All in the name of keeping the balance of power

Previously: 
The Final Proposal DeliveryThe UX of Sales: Testing & Iterating
Definition part 2 — Defining the Proposal
Definition part 1 —Identifying Your Users — The Buyers
Discovery Process — pt 2 — The Questions
Discovery Process — pt. 1 — The Funnel
A Refresher for thinking about the UX of Sales
The Way We Used to Do Things : A UX Sales Story

Showing Your Work

Notice how during the sequence of several meetings with a prospective client, I never mentioned showing our work or doing a dog and pony show of our portfolio. This is because for the most part we don’t.

Not until we are fairly close to or through the proposal phase do we generally show exemplar work. And even then we don’t do a canned presentation. We use what we have learned in our series of meetings and what they are looking to see that would have the biggest impact on their decision to craft a custom presentation of example work where we can talk about how the goals or the process or the outcomes are parallel their needs. We present this in person or through a screenshare conference call.

We never send a portfolio without us being there for two reasons.

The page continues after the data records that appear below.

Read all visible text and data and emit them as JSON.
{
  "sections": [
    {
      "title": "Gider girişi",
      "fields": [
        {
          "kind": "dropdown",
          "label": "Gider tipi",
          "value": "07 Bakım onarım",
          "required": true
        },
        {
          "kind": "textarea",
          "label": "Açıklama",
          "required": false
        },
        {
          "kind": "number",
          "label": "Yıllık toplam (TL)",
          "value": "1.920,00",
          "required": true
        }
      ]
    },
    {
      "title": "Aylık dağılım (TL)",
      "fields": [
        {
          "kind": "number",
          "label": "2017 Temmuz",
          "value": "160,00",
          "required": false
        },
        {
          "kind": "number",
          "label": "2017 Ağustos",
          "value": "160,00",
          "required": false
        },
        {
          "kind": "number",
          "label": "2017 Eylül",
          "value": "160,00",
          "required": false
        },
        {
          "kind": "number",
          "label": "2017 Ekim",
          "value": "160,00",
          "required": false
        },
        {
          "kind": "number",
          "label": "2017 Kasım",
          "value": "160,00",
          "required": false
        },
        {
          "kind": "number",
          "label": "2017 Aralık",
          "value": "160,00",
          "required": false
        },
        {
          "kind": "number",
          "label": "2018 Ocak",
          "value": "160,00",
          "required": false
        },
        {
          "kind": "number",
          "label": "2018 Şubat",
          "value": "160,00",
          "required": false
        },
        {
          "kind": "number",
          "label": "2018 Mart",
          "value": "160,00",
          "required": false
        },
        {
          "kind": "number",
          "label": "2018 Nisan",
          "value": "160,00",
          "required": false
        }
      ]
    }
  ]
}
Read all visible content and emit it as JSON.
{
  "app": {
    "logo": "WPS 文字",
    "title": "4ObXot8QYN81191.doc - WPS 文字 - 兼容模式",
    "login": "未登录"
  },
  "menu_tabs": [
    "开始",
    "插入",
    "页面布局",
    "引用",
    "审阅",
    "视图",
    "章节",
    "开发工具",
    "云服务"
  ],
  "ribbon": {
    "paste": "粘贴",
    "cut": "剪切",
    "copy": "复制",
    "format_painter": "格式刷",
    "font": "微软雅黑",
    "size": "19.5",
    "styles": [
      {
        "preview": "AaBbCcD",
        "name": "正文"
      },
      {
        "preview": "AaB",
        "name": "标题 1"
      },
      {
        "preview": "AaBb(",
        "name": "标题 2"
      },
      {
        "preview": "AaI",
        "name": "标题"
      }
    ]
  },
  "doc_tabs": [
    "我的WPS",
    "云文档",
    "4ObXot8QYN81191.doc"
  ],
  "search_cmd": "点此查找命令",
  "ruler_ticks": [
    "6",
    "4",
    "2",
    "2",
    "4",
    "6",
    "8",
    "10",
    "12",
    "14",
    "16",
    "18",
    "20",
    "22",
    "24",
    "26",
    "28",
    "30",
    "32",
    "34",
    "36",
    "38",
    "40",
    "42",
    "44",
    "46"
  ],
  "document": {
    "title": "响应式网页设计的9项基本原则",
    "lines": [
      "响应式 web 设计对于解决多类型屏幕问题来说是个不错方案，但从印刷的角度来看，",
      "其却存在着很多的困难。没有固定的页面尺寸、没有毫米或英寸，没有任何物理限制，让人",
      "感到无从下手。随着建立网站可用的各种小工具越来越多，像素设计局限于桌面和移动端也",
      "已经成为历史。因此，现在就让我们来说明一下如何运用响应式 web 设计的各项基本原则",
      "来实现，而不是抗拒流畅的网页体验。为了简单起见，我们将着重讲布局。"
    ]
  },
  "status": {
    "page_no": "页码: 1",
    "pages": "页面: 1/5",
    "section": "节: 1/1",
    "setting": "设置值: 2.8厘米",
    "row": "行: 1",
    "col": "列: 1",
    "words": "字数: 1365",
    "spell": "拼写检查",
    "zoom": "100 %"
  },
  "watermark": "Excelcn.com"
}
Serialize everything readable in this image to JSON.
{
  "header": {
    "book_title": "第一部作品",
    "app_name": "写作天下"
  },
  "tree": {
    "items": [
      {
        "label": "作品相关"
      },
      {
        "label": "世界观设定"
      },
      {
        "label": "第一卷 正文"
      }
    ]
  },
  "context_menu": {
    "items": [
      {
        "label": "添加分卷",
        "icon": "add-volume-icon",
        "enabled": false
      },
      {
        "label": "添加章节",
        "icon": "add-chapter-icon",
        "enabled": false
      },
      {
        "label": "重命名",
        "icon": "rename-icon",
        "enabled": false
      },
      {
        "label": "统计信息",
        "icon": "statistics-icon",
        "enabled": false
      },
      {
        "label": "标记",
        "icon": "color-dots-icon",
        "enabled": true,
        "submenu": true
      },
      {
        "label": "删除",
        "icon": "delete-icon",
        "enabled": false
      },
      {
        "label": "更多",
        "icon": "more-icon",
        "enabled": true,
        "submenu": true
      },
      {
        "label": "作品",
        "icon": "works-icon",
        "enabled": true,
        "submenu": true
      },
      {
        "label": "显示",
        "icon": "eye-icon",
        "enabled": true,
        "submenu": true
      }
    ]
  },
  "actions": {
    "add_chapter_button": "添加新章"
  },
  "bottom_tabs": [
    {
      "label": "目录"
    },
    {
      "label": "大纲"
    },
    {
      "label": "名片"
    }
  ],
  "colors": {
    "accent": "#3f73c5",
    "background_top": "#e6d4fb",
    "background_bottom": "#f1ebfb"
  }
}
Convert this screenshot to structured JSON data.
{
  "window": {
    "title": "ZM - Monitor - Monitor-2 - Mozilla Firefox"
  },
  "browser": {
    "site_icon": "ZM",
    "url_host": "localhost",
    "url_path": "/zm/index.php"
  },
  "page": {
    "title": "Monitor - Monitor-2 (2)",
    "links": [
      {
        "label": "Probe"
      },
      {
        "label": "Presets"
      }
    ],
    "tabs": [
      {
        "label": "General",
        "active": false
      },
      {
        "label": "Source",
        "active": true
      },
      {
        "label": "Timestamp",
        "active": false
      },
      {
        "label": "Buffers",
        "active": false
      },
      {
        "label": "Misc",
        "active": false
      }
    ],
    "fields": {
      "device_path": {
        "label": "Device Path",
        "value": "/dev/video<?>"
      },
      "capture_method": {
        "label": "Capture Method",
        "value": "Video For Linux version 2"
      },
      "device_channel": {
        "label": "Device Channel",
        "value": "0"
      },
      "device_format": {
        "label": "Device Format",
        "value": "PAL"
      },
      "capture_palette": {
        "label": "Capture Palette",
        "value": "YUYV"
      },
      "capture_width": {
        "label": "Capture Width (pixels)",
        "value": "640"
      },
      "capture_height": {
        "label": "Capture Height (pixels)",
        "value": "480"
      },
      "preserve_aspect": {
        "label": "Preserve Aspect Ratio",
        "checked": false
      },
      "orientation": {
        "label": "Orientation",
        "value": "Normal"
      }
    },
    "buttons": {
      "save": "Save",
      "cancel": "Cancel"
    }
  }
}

  1. There are some projects that we are allowed to show but not leave unchaperoned for contractual reasons and
  2. It’s always better to tell the story—about the project, the goals, the outcomes and map that to their needs. A batch of mocks in a PDF or Powerpoint can’t do that on its own.

Most people understand this because they want the same consideration with their work later.

People who are expecting a slick dog and pony show, akin to many interactive agencies, will usually end up being disappointed with our style because we spend time talking about the process, how we think and solve the unique challenges and problems and not just final finished work. This is why it’s really important to understand your users at each phase of this process — if we are delivering to executives, marketing or brand champions, then the presentation of work is slicker, shinier and more about surface design with the discussion revolving around upholding or extending the brand and metrics around reach and ROI. If our audience is UX focused then we will show more process work and talk about the team dynamics and success metrics.

Showing our work at the end of the sales process ensures that we keep a good balance of power in the overall power dynamic and that we maintain control over how and what we show so that it is extremely relevant to their specific needs.

What about RFPs?

Mostly we don’t respond to RFPs. Over time we have found that the key to successfully selling, is building a relationship with the buyers.

If you come across a Request for Proposal that seems interesting and you are interested in getting the work, it will require an extra amount of diligence to coordinate the conversations.

Consider the RFP an initial introduction and then ask to talk to the people who will make the buying decision. You are looking to get to the four types of buyers in this process and to work through your sales questions with them, regardless of what is in the RFP. If you are blocked from getting access to the buyers, seriously consider declining to respond. As discussed earlier, it’s really important to understand the needs of all the buyers and if you can’t talk to them you are at a real disadvantage. 

If you get access to the buyers, go through your normal sales process. Most likely though, you will still need to fulfill the requirements of the RFP in terms of the way they want a proposal written but there are things you can do to level the balance of power.

When giving your presentation about your proposal, you want to acquire enough information from your sales questions to know how many other people are submitting, who they are (if possible) and do everything you can to go last in the presentation order.

If an RFP requires spec work (work done for free in advance of actually having the project) we usually decline to respond. There is no reason to ever do free work and ultimately it devalues the profession when you give your work away and sets an unbalanced level of power precedent going into a project that will be difficult to ever get back into balance.

Conclusion

If you have enjoyed this series and found it useful to your sales practice, let me know. I am working on the rest of the book—selling yourself, crafting a portfolio and working through the logistics of contracts and hiring sub-contractors. If you have specific questions you’d like to see addressed let me know that too in the comments and if you would like to share your war stories, I’d love to speak with you.